Wednesday, March 30, 2011

Turn It Up

Every sound in a scene adds to the story. Sounds create setting, mood, character, and can provide tension. Like endowed objects, there can be endowed sounds—a sound that means more than merely what it sounds like.

Keep a list of human nonverbal sounds, and a list of nonhuman sounds that might be heard, and use them in your writing. Here’s a start…

Human Nonverbal:

Cry of a baby





Squealing tires

Gun shot

Wind through a maple tree in autumn

Glass breaking

Now for extra fun—especially if you are writing picture books—try to write the actual sound in words, making them onomatopoeic as possible. Margaret Wise Brown loved to do this in her books The Noisy Book and The Quiet Book. The sound of a truck going over a dirt road: burrippity burrp burrppity. Or the sound of a car siren: Err-u-ahh-err-u-ahh.

1 comment:

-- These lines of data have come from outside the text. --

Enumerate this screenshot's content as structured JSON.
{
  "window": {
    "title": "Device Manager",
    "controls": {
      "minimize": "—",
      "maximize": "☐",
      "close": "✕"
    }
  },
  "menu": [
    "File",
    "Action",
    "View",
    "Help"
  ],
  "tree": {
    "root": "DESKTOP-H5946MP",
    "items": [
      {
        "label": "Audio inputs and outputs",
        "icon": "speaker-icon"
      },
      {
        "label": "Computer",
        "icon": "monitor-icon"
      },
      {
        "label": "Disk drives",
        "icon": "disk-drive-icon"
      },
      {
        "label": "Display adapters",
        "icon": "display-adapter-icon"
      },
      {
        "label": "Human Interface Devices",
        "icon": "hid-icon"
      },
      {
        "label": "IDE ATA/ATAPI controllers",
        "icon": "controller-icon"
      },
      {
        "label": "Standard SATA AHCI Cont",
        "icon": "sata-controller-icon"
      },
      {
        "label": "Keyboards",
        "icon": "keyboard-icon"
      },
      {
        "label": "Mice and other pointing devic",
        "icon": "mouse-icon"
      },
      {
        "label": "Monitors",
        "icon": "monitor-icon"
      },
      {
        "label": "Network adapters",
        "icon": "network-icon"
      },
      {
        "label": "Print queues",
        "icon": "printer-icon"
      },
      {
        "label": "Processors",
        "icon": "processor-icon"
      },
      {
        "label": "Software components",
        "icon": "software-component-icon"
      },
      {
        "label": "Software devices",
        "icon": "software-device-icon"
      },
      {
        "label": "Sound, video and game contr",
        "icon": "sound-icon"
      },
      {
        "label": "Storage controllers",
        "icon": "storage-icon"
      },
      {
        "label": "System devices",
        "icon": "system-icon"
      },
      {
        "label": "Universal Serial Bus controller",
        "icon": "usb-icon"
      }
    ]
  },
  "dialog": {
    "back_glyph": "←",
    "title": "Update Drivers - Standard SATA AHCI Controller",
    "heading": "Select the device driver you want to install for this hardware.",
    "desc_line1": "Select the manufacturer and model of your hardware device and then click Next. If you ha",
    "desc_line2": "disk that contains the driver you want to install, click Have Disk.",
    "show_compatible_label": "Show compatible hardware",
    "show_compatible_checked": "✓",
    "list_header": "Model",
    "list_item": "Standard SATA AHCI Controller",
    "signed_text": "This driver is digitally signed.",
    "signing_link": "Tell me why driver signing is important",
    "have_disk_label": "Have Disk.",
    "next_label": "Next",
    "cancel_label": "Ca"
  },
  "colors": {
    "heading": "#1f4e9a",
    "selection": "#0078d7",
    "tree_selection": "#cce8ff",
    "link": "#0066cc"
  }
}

  1. I love thinking of a sound as an endowed object! And the exercise is a great idea. I spend every Wednesday w/ my grandson (almost two) and he makes terrific sounds for non-human objects. The sound that a vehicle or animal makes becomes its name-e.g., a fire engine, for many months, was called a "Wheee" and a lion is a "RAWWWOR."